Records contained in a dataset
--------

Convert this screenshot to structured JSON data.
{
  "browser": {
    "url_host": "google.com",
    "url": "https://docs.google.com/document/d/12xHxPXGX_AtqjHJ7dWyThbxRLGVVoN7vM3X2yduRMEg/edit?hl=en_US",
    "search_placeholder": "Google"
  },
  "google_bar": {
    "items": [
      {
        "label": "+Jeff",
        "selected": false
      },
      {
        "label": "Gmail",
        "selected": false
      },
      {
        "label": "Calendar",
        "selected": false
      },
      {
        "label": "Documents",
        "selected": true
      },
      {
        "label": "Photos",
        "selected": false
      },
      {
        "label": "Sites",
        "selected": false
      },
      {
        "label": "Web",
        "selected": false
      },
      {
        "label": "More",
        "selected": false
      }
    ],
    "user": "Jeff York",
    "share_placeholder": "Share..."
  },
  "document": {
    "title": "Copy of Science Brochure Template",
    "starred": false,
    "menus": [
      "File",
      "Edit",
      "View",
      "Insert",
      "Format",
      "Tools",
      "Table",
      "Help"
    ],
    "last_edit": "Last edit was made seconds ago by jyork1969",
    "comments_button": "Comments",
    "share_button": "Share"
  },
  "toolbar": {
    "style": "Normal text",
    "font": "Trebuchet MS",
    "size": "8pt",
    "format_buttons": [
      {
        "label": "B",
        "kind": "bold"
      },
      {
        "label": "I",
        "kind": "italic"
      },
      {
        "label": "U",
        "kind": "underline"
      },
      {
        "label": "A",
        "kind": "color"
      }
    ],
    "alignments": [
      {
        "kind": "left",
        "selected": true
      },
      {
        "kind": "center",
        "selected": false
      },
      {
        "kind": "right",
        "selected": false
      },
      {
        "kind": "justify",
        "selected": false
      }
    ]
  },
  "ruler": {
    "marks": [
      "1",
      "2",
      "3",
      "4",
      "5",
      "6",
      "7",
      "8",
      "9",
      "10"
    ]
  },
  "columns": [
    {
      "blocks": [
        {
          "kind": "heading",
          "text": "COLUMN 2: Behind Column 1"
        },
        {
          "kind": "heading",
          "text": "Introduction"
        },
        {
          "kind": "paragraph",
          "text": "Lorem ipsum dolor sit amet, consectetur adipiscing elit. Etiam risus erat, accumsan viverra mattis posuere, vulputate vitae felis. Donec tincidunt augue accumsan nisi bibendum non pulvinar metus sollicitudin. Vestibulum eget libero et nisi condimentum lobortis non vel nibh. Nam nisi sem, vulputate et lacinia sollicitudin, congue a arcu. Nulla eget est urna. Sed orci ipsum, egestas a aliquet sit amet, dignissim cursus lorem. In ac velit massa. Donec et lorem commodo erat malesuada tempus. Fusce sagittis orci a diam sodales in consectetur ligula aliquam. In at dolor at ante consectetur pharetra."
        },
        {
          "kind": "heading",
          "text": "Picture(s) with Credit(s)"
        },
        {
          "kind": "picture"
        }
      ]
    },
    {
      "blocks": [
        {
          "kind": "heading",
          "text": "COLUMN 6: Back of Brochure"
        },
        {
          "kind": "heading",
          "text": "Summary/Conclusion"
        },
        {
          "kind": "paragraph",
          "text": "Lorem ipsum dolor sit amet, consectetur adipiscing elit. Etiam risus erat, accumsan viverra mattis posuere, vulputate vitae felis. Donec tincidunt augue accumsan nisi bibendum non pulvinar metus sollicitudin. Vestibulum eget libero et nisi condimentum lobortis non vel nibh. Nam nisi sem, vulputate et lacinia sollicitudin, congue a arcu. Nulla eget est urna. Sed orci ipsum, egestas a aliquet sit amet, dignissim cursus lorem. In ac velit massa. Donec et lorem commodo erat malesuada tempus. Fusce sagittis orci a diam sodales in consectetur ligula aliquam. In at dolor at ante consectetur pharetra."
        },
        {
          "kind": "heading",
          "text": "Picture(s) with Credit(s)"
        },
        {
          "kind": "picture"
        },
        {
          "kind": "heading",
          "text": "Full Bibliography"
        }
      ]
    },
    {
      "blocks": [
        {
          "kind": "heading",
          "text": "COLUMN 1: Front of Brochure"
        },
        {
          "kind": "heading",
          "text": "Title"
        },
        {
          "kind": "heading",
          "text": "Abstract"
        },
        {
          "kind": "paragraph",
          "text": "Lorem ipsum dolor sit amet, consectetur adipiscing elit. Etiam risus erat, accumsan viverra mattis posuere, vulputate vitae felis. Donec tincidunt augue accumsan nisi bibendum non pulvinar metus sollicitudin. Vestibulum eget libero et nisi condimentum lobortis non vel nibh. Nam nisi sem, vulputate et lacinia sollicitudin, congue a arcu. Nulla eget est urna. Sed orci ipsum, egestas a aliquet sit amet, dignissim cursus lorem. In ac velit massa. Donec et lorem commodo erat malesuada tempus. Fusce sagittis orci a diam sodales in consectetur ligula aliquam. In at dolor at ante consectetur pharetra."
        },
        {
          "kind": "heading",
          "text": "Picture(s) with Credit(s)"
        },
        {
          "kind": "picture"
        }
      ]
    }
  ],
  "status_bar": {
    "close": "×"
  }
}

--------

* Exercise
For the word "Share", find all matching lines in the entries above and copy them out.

* Exercise response
    "share_placeholder": "Share..."
    "share_button": "Share"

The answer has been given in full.